_DATA FOR THIS EXERCISE_
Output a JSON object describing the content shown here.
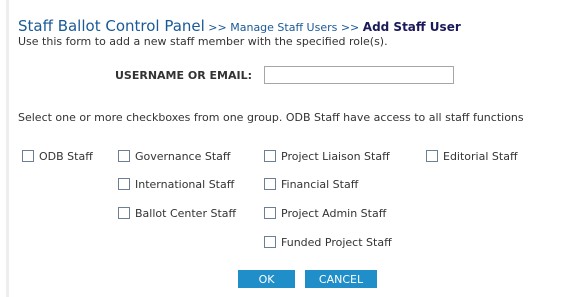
{
  "header": {
    "title": "Staff Ballot Control Panel",
    "separator1": ">>",
    "breadcrumb_manage": "Manage Staff Users",
    "separator2": ">>",
    "current_page": "Add Staff User"
  },
  "description": "Use this form to add a new staff member with the specified role(s).",
  "username": {
    "label": "USERNAME OR EMAIL:",
    "value": ""
  },
  "instruction": "Select one or more checkboxes from one group. ODB Staff have access to all staff functions",
  "checkboxes": [
    {
      "label": "ODB Staff",
      "checked": false
    },
    {
      "label": "Governance Staff",
      "checked": false
    },
    {
      "label": "International Staff",
      "checked": false
    },
    {
      "label": "Ballot Center Staff",
      "checked": false
    },
    {
      "label": "Project Liaison Staff",
      "checked": false
    },
    {
      "label": "Financial Staff",
      "checked": false
    },
    {
      "label": "Project Admin Staff",
      "checked": false
    },
    {
      "label": "Funded Project Staff",
      "checked": false
    },
    {
      "label": "Editorial Staff",
      "checked": false
    }
  ],
  "buttons": {
    "ok": "OK",
    "cancel": "CANCEL"
  },
  "colors": {
    "title": "#1a5a96",
    "button": "#1f8ec9"
  }
}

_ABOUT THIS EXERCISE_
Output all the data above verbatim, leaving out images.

_RESULT_
Output a JSON object describing the content shown here.
{
  "header": {
    "title": "Staff Ballot Control Panel",
    "separator1": ">>",
    "breadcrumb_manage": "Manage Staff Users",
    "separator2": ">>",
    "current_page": "Add Staff User"
  },
  "description": "Use this form to add a new staff member with the specified role(s).",
  "username": {
    "label": "USERNAME OR EMAIL:",
    "value": ""
  },
  "instruction": "Select one or more checkboxes from one group. ODB Staff have access to all staff functions",
  "checkboxes": [
    {
      "label": "ODB Staff",
      "checked": false
    },
    {
      "label": "Governance Staff",
      "checked": false
    },
    {
      "label": "International Staff",
      "checked": false
    },
    {
      "label": "Ballot Center Staff",
      "checked": false
    },
    {
      "label": "Project Liaison Staff",
      "checked": false
    },
    {
      "label": "Financial Staff",
      "checked": false
    },
    {
      "label": "Project Admin Staff",
      "checked": false
    },
    {
      "label": "Funded Project Staff",
      "checked": false
    },
    {
      "label": "Editorial Staff",
      "checked": false
    }
  ],
  "buttons": {
    "ok": "OK",
    "cancel": "CANCEL"
  },
  "colors": {
    "title": "#1a5a96",
    "button": "#1f8ec9"
  }
}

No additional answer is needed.